> _Directions for this task_:
Which lines in the data below contain the word "Oleada"? Copy each of them.
START Data extract
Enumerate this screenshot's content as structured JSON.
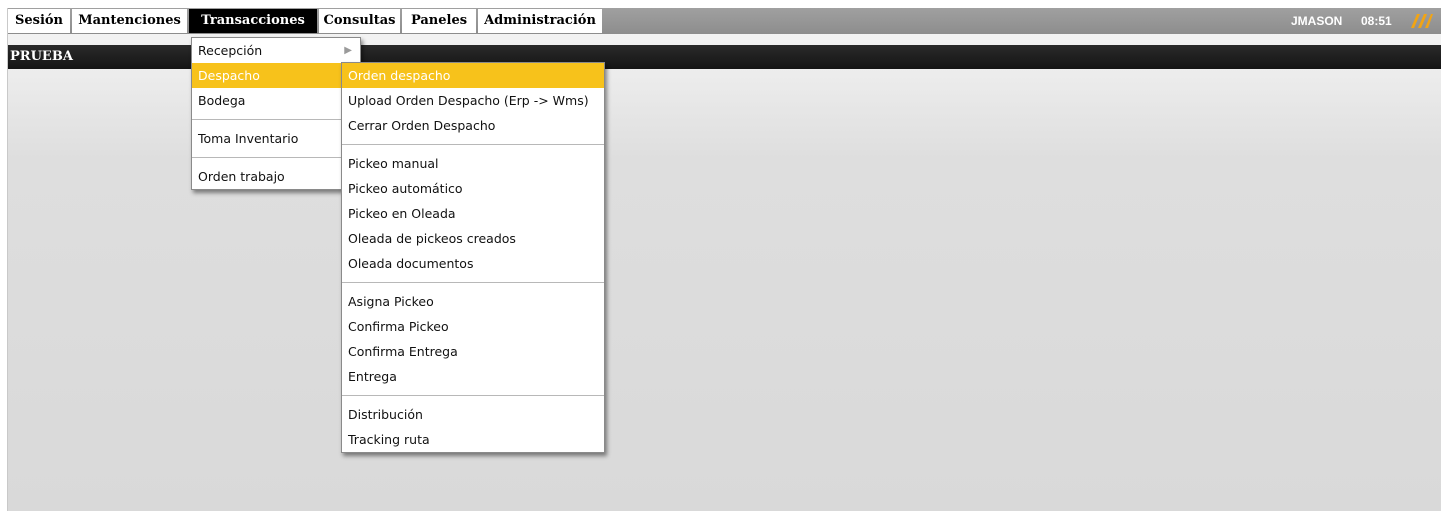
{
  "menubar": {
    "items": [
      {
        "label": "Sesión"
      },
      {
        "label": "Mantenciones"
      },
      {
        "label": "Transacciones"
      },
      {
        "label": "Consultas"
      },
      {
        "label": "Paneles"
      },
      {
        "label": "Administración"
      }
    ],
    "active": "Transacciones",
    "user": "JMASON",
    "time": "08:51"
  },
  "titlebar": {
    "title": "PRUEBA"
  },
  "transacciones_menu": {
    "items": [
      {
        "label": "Recepción",
        "submenu": true
      },
      {
        "label": "Despacho",
        "highlighted": true
      },
      {
        "label": "Bodega"
      },
      {
        "label": "Toma Inventario"
      },
      {
        "label": "Orden trabajo"
      }
    ]
  },
  "despacho_menu": {
    "groups": [
      [
        "Orden despacho",
        "Upload Orden Despacho (Erp -> Wms)",
        "Cerrar Orden Despacho"
      ],
      [
        "Pickeo manual",
        "Pickeo automático",
        "Pickeo en Oleada",
        "Oleada de pickeos creados",
        "Oleada documentos"
      ],
      [
        "Asigna Pickeo",
        "Confirma Pickeo",
        "Confirma Entrega",
        "Entrega"
      ],
      [
        "Distribución",
        "Tracking ruta"
      ]
    ],
    "highlighted": "Orden despacho"
  },
  "colors": {
    "highlight": "#f7c21b",
    "menubar": "#939393",
    "titlebar": "#1a1a1a"
  },
  "icons": {
    "logo": "brand-slash-logo",
    "submenu_arrow": "chevron-right-icon"
  }
}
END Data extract
> _Response below_:
        "Pickeo en Oleada",
        "Oleada de pickeos creados",
        "Oleada documentos"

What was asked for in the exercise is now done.